## [What to do]
For this exercise, the reply is the listing below, reproduced exactly.

[Opening Dataset excerpts section]

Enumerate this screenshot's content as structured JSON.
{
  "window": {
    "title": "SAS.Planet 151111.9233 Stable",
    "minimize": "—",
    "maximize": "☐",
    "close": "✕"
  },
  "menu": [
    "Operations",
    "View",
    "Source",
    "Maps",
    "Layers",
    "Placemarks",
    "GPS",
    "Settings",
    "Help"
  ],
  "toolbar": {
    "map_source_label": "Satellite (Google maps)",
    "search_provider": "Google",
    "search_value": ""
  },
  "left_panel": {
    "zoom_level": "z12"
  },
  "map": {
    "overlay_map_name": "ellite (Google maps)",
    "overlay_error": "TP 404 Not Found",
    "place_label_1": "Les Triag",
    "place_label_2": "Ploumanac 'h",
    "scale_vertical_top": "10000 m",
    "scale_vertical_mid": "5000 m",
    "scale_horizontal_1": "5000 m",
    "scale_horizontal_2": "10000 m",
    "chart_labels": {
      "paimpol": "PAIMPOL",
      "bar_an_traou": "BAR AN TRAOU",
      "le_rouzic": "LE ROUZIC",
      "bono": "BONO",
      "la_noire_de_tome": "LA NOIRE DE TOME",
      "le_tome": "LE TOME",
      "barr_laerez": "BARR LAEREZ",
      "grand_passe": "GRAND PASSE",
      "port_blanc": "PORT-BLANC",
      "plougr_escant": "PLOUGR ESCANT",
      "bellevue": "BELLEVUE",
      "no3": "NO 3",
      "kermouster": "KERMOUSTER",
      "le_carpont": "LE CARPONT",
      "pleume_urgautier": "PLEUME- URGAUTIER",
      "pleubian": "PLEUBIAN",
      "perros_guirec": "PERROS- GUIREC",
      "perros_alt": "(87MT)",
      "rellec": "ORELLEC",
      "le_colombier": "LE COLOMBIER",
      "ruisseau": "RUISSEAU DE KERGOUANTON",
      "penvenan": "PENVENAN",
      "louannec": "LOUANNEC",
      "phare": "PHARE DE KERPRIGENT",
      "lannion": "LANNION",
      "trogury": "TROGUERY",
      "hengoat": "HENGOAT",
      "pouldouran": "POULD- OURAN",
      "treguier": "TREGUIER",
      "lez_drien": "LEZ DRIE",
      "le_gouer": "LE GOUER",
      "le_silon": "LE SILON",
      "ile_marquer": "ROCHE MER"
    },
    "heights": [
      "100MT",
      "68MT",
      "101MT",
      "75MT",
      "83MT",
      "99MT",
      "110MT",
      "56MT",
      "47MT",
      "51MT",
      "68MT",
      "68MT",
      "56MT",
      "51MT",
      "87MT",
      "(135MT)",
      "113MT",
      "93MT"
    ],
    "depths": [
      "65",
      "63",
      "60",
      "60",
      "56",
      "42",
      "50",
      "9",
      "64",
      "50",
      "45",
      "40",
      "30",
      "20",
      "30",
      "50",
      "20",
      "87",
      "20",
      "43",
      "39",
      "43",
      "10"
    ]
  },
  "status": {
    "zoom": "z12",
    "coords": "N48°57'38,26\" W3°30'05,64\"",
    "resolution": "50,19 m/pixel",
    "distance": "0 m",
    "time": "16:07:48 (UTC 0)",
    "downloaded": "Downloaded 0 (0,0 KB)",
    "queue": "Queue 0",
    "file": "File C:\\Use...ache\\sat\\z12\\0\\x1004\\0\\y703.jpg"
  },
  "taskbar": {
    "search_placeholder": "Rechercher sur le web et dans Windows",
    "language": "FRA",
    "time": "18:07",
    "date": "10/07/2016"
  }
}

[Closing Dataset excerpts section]

## [Answer to the problem]
Enumerate this screenshot's content as structured JSON.
{
  "window": {
    "title": "SAS.Planet 151111.9233 Stable",
    "minimize": "—",
    "maximize": "☐",
    "close": "✕"
  },
  "menu": [
    "Operations",
    "View",
    "Source",
    "Maps",
    "Layers",
    "Placemarks",
    "GPS",
    "Settings",
    "Help"
  ],
  "toolbar": {
    "map_source_label": "Satellite (Google maps)",
    "search_provider": "Google",
    "search_value": ""
  },
  "left_panel": {
    "zoom_level": "z12"
  },
  "map": {
    "overlay_map_name": "ellite (Google maps)",
    "overlay_error": "TP 404 Not Found",
    "place_label_1": "Les Triag",
    "place_label_2": "Ploumanac 'h",
    "scale_vertical_top": "10000 m",
    "scale_vertical_mid": "5000 m",
    "scale_horizontal_1": "5000 m",
    "scale_horizontal_2": "10000 m",
    "chart_labels": {
      "paimpol": "PAIMPOL",
      "bar_an_traou": "BAR AN TRAOU",
      "le_rouzic": "LE ROUZIC",
      "bono": "BONO",
      "la_noire_de_tome": "LA NOIRE DE TOME",
      "le_tome": "LE TOME",
      "barr_laerez": "BARR LAEREZ",
      "grand_passe": "GRAND PASSE",
      "port_blanc": "PORT-BLANC",
      "plougr_escant": "PLOUGR ESCANT",
      "bellevue": "BELLEVUE",
      "no3": "NO 3",
      "kermouster": "KERMOUSTER",
      "le_carpont": "LE CARPONT",
      "pleume_urgautier": "PLEUME- URGAUTIER",
      "pleubian": "PLEUBIAN",
      "perros_guirec": "PERROS- GUIREC",
      "perros_alt": "(87MT)",
      "rellec": "ORELLEC",
      "le_colombier": "LE COLOMBIER",
      "ruisseau": "RUISSEAU DE KERGOUANTON",
      "penvenan": "PENVENAN",
      "louannec": "LOUANNEC",
      "phare": "PHARE DE KERPRIGENT",
      "lannion": "LANNION",
      "trogury": "TROGUERY",
      "hengoat": "HENGOAT",
      "pouldouran": "POULD- OURAN",
      "treguier": "TREGUIER",
      "lez_drien": "LEZ DRIE",
      "le_gouer": "LE GOUER",
      "le_silon": "LE SILON",
      "ile_marquer": "ROCHE MER"
    },
    "heights": [
      "100MT",
      "68MT",
      "101MT",
      "75MT",
      "83MT",
      "99MT",
      "110MT",
      "56MT",
      "47MT",
      "51MT",
      "68MT",
      "68MT",
      "56MT",
      "51MT",
      "87MT",
      "(135MT)",
      "113MT",
      "93MT"
    ],
    "depths": [
      "65",
      "63",
      "60",
      "60",
      "56",
      "42",
      "50",
      "9",
      "64",
      "50",
      "45",
      "40",
      "30",
      "20",
      "30",
      "50",
      "20",
      "87",
      "20",
      "43",
      "39",
      "43",
      "10"
    ]
  },
  "status": {
    "zoom": "z12",
    "coords": "N48°57'38,26\" W3°30'05,64\"",
    "resolution": "50,19 m/pixel",
    "distance": "0 m",
    "time": "16:07:48 (UTC 0)",
    "downloaded": "Downloaded 0 (0,0 KB)",
    "queue": "Queue 0",
    "file": "File C:\\Use...ache\\sat\\z12\\0\\x1004\\0\\y703.jpg"
  },
  "taskbar": {
    "search_placeholder": "Rechercher sur le web et dans Windows",
    "language": "FRA",
    "time": "18:07",
    "date": "10/07/2016"
  }
}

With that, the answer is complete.